WORK ITEM: With the string "duck" as the filter, copy each matching line from the records.

DATA TO USE:
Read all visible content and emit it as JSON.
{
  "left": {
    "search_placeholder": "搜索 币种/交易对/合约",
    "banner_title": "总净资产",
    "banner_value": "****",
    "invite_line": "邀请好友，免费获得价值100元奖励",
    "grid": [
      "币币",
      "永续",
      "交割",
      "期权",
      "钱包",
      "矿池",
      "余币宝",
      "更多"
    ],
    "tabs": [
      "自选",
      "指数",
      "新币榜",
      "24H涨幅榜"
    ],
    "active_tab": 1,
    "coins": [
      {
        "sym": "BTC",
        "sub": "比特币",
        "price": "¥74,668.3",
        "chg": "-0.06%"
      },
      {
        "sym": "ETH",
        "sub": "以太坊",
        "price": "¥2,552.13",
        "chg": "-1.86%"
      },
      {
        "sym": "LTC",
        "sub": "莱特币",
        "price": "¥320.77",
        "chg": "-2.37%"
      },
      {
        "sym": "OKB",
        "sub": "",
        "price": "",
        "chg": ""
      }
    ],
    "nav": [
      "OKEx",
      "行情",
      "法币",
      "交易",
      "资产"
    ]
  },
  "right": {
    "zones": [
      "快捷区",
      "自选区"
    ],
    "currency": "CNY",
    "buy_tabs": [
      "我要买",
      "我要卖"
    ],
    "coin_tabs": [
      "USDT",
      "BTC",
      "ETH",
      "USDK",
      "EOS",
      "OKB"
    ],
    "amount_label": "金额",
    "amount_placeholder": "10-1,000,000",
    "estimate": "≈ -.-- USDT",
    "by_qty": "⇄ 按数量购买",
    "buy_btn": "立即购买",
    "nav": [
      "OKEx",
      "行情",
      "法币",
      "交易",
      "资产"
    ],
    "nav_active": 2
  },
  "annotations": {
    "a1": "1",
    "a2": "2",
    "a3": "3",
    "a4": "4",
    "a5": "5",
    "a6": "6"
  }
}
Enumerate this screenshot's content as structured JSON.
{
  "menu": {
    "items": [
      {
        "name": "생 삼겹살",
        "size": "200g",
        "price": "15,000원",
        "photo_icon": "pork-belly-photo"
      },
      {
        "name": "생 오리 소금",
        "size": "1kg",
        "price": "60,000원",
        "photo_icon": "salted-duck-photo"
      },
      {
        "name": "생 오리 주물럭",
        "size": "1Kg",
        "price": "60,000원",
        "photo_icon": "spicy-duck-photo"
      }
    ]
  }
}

RESPONSE BELOW:
        "photo_icon": "salted-duck-photo"
        "photo_icon": "spicy-duck-photo"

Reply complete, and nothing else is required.